Dir/scr: Maja Borg. UK-Sweden. 2012. 93mins
A bold and personal delve into idealistic love and the future of society, film-maker Maja Borg’s bold, arresting and at times frustratingly tantalising film Future My Love is blend art and documentary that is oddly mesmeric on one hand and rather obscure on the other.
Weaving archival material, super 8 footage and formal contemporary interviews.
Unlikely to receive formal theatrical distribution on any more than a one-off basis, it could work easily as a gallery piece as well as being intriguing prospect for niche television channels. Festivals with art sections will also be a natural home. The film had its world premiere at the Edinburgh International Film Festival.
Edinburgh College of Art graduate Borg’s debut feature film – the Swedish film-maker has produced a series of short films and art pieces – can be seen as a companion to her short film Ottica Zero, in which she and her then partner, Italian actress Nadya Cazan, investigated a new way of living and as part of their journey met with futurist Jacque Fresco.

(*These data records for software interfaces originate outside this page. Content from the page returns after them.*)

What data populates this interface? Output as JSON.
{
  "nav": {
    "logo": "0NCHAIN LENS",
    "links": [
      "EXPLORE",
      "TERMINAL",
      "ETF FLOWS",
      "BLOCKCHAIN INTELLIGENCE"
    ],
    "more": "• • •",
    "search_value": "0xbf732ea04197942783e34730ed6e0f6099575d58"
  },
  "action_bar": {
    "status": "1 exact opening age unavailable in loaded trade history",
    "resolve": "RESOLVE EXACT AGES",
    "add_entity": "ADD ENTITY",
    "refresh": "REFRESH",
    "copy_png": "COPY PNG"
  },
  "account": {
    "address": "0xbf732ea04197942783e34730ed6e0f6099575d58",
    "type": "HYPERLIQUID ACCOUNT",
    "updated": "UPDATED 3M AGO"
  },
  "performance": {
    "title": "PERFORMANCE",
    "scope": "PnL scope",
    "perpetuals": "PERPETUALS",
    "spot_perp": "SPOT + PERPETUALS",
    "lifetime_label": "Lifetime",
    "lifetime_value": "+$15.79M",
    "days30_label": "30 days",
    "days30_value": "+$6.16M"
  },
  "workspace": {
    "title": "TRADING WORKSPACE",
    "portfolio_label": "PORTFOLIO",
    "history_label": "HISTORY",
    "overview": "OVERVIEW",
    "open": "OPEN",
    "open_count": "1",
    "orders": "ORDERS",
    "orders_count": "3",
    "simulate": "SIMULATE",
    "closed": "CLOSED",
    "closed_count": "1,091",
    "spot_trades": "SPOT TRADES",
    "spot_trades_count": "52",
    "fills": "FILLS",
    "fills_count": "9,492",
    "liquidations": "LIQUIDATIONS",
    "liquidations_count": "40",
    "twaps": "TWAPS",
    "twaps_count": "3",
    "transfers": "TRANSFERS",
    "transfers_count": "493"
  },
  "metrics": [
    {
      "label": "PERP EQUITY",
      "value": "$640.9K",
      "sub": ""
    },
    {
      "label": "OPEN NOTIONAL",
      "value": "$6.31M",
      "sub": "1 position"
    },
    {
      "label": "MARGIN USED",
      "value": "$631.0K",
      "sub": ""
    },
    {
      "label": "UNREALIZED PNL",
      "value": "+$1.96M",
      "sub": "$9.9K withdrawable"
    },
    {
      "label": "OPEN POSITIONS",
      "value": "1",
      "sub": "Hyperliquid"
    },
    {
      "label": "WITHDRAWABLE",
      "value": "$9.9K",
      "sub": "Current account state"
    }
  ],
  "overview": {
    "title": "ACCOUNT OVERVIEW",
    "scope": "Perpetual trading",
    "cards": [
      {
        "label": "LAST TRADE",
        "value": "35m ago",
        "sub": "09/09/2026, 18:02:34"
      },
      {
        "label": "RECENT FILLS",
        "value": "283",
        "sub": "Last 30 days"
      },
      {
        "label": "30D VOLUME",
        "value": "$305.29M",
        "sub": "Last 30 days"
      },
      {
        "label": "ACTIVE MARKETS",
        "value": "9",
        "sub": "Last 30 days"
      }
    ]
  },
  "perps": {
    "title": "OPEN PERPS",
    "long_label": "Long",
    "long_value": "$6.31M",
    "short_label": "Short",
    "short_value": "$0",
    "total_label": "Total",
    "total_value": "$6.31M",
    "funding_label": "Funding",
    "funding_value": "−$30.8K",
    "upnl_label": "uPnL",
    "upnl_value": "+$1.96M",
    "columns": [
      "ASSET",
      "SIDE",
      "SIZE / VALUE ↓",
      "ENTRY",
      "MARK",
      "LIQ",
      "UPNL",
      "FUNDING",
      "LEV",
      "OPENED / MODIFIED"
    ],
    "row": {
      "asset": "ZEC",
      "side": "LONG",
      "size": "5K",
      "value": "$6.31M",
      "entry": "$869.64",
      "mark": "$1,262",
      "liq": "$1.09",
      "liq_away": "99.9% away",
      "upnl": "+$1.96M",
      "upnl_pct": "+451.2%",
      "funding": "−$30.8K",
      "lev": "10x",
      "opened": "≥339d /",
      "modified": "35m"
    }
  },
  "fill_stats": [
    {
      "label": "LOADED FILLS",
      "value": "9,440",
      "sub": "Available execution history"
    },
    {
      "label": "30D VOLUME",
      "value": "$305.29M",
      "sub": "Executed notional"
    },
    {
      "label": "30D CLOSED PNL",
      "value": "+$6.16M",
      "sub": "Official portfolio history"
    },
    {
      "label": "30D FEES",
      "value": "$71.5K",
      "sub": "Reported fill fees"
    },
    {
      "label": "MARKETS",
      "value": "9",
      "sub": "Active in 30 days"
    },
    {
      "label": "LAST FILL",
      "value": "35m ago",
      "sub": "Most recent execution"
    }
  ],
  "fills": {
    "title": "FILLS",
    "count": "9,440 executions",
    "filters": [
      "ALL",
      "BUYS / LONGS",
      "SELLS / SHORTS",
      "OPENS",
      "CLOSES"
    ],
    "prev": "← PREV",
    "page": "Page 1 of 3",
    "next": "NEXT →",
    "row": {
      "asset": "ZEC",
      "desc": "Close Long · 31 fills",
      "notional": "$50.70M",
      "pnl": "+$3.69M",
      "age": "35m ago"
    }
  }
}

Future My Love sees her mulling over love and how her relationship with Cazan (who uses the performance name of N.E.M.) has ended, and revisits 95 year-old Fresco at his Florida home where he and Roxanne Meadows founded The Venus Project, where they investigate different social models.
His debate around using science as a method applied to social concern (also one of the key tenets of the Technology Inc. movement, of which Fresco was a member for a while) is set alongside Borg’s ruminations about herself and her feelings about love.
Weaving archival material, super 8 footage and formal contemporary interviews (by Borg herself, who features prominently in her own film) alongside the series of conversations with Fresco, the film aims to be a poetical meditation on the future of humanity. It succeeds occasionally, though at times cannot find right balance between Borg’s debates on the end of love with scientists debating subjects such as 3D printing and Free Energy Movement.
But then Borg is not making any kind of formal documentary, and her attempt to personalise the world’s issues through her issues about love and relationships works on a certain level, and her visuals can be arresting.
Production companies: Swedish Film Institute, Lisbet Gabrielsson Film, Maja Borg Filmproduktion, Sveriges Television
International sales: SDI Productions, Sonja@scotdoc.com
Producer: Sonja Henrici, Lisbet Gabrielsson, Maja Borg
Executive producer: Noe Mendelle
Cinematography: Minttu Mantynen, Maja Borg
Editor: Colin Monie, Patricia Gomes
Music: Per Storby and The New Tango Orquesta
With: Nadya Cazan, Jacque Fresco, Roxanne Meadows